Animals move! Follow them as they swing, dance, float, leap, and slide from page to page, then learn why these animals move the way they do, from the jumping spider who dances to impress and then floats away on a thread of silk, to the roadrunner who flies, but not too far, and would rather run to catch its prey.
Illustrated in eye-popping cut- and torn-paper collages by Caldecott Honor artist Steve Jenkins, Move! is a playful introduction to motion in the animal kingdom that invites young readers to guess some of the unusual ways that animals get around.
Action is the name of the game, so Move!
Elephants swim gracefully underwater and use their trunks like snorkels. Hippos sink to the bottom and go to sleep. Walruses sing as they swim along, and so do whales. Linda Capus Riley has written a lovely - and informative - poem about the ways that sixteen animals behave in water and added notes for those readers who would like to know more about the animals. Steve Jenkins's beautiful and playful cut-paper illustrations capture the diversity of the swimmers.
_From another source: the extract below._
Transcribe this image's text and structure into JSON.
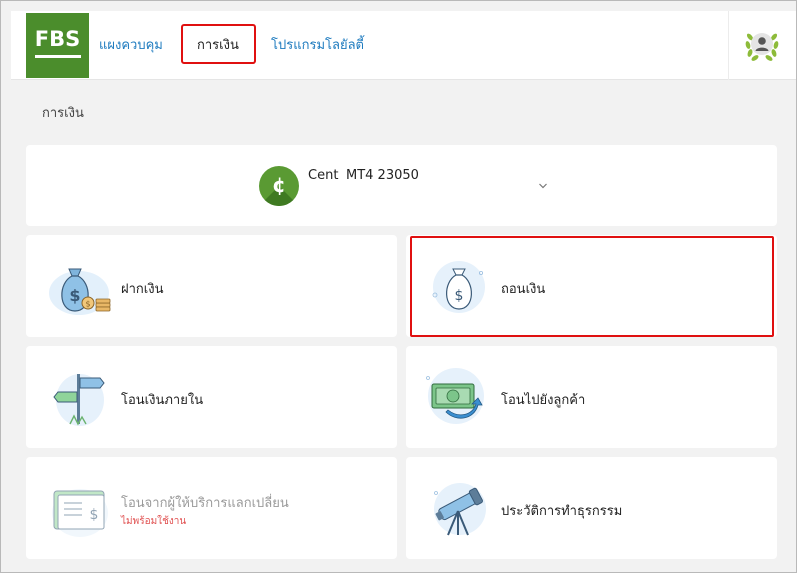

In this accessible and informative picture book, take a journey throughout the animal kingdom and explore the many ways animal babies are created. From sea sponges, to frogs, to tigers and dolphins, look at the ways animals find and attract mates and how the reproductive process works.
About the Author
Steve Jenkins has written and illustrated many nonfiction picture books for young readers, including the Caldecott Honor-winning What Do You Do with a Tail Like This?
His books have been called stunning, eye-popping, inventive, gorgeous, masterful, extraordinary, playful, irresistible, compelling, engaging, accessible, glorious, and informative. He lives in Boulder, Colorado with his wife and frequent collaborator, Robin Page, and their children.
Steve Jenkins has written and illustrated many nonfiction picture books for young readers, including the Caldecott Honor-winning What Do You Do with a Tail Like This? His books have been called stunning, eye-popping, inventive, gorgeous, masterful, extraordinary, playful, irresistible, compelling, engaging, accessible, glorious, and informative. He lives in Boulder, Colorado with his wife and frequent collaborator, Robin Page, and their children.Robin Page lives in Boulder, Colorado, with her husband and collaborator, Steve Jenkins, and their three children. Along with writing and illustrating childrenand#8217;s books, Steve and Robin run a graphic design studio.